Celebrating loyalty: Hachiko, the dog that waited for its dead master for decades, turns 100
In the bustling city of Tokyo, a heartwarming story unfolded last century—a story that would capture the hearts of people worldwide. Hachiko, a cream white Akita Inu, became an emblem of unwavering loyalty as he faithfully waited for his deceased master at a train station for years. The world is now marking the canine's birth centenary.
Hachiko's remarkable story has left an indelible mark on literature, film, and popular culture.
The Chinese adaptation of his tale, following the Japanese version in 1987 and the Richard Gere-starring film in 2009, all have become box office hits, reigniting the fascination with Hachiko's profound bond with his human, reported the BBC.

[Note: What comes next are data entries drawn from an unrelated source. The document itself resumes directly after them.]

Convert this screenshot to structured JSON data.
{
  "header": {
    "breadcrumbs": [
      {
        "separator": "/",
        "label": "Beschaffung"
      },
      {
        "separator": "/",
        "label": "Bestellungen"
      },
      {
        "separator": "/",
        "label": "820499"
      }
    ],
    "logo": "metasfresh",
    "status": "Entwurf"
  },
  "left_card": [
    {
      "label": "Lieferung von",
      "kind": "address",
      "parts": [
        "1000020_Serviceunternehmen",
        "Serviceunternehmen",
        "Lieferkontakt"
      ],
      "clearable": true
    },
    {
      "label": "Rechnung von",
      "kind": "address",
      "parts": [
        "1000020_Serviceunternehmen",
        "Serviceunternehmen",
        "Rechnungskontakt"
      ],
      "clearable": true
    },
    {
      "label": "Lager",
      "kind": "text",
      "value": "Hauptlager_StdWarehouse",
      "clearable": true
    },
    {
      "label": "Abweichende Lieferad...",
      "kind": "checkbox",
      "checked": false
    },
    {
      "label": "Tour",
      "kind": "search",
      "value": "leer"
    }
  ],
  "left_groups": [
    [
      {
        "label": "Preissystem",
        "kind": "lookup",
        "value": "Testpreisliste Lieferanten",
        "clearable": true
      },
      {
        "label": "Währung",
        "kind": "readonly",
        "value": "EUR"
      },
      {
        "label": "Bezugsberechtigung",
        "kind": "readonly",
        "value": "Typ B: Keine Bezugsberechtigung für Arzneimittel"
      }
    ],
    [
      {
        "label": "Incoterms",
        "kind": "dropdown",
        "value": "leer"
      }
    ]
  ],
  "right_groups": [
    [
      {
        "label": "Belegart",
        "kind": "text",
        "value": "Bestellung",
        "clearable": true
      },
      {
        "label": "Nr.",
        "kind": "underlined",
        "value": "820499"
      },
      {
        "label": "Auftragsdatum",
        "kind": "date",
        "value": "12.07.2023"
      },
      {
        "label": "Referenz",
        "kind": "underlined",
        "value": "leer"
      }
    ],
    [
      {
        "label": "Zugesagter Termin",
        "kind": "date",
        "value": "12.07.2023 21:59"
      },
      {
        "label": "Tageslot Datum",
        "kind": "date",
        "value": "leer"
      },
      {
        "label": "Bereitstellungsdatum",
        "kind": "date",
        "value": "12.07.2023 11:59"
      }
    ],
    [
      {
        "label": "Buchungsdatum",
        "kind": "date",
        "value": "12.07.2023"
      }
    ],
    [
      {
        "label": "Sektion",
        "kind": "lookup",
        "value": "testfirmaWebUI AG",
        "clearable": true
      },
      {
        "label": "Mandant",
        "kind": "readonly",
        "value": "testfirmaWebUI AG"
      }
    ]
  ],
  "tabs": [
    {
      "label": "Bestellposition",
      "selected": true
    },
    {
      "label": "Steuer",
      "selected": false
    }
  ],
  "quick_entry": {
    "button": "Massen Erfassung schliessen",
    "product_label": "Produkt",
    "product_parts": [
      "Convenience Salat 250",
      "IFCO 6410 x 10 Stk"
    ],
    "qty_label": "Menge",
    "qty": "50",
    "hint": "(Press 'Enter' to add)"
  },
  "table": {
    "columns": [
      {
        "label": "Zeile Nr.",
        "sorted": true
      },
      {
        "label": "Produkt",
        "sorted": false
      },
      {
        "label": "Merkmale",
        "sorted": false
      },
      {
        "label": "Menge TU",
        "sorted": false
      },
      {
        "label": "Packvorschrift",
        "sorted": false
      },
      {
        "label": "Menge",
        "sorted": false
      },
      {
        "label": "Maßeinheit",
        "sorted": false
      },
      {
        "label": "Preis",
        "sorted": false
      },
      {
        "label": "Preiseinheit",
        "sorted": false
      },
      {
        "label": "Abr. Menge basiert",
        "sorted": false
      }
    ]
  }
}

While stories of devoted dogs exist, none have resonated globally quite like Hachiko. His tale transcends borders and reminds us of the extraordinary connections that can exist between humans and animals.
Statue that symbolises devotion
Standing tall outside Tokyo's Shibuya Station since 1948, a bronze statue immortalises Hachiko's unwavering vigil.
Originally erected in 1934, the statue was temporarily repurposed during World War Two.
Today, Japanese schoolchildren learn of Chuken Hachiko, the loyal dog, as an exemplar of unwavering dedication.
Professor Christine Yano of the University of Hawaii, who spoke to the BBC, describes Hachiko as the embodiment of the "ideal Japanese citizen." His loyalty, reliability, obedience, and profound understanding transcend rationality, showcasing the true essence of devotion.
Hachiko was born in November 1923 in the city of Odate, nestled in the Akita prefecture—the ancestral home of Akitas. A majestic breed, Akitas have long captivated people with their calm demeanour, sincerity, intelligence, and bravery. They were once trained to hunt formidable animals like wild boars and elk.
In 1924, Hidesaburo Ueno, a renowned agricultural professor and ardent dog lover, got Hachiko as a puppy. The professor and his loyal companion shared a profound bond, with Hachiko accompanying Ueno to Shibuya Station, where he commuted daily.
On a fateful day in May 1925, tragedy struck when Professor Ueno passed away suddenly from a cerebral hemorrhage. Hachiko, having spent only 16 months by his side, was left heartbroken and bereft.
In the months following Ueno's passing, Hachiko journeyed between different families but ultimately found his way back to the Shibuya area. Determined and unwavering, he resumed his daily pilgrimage to the station, eagerly awaiting the return of his beloved master.
Initially seen as a nuisance by station employees, Hachiko's presence soon caught the attention of the public. In October 1932, a feature in the Tokyo Asahi Shimbun newspaper brought his story to the forefront, catapulting him to national fame. Visitors from far and wide flocked to the station, offering food and support.
On March 8, 1935, Hachiko breathed his last breath, leaving behind a legacy of loyalty.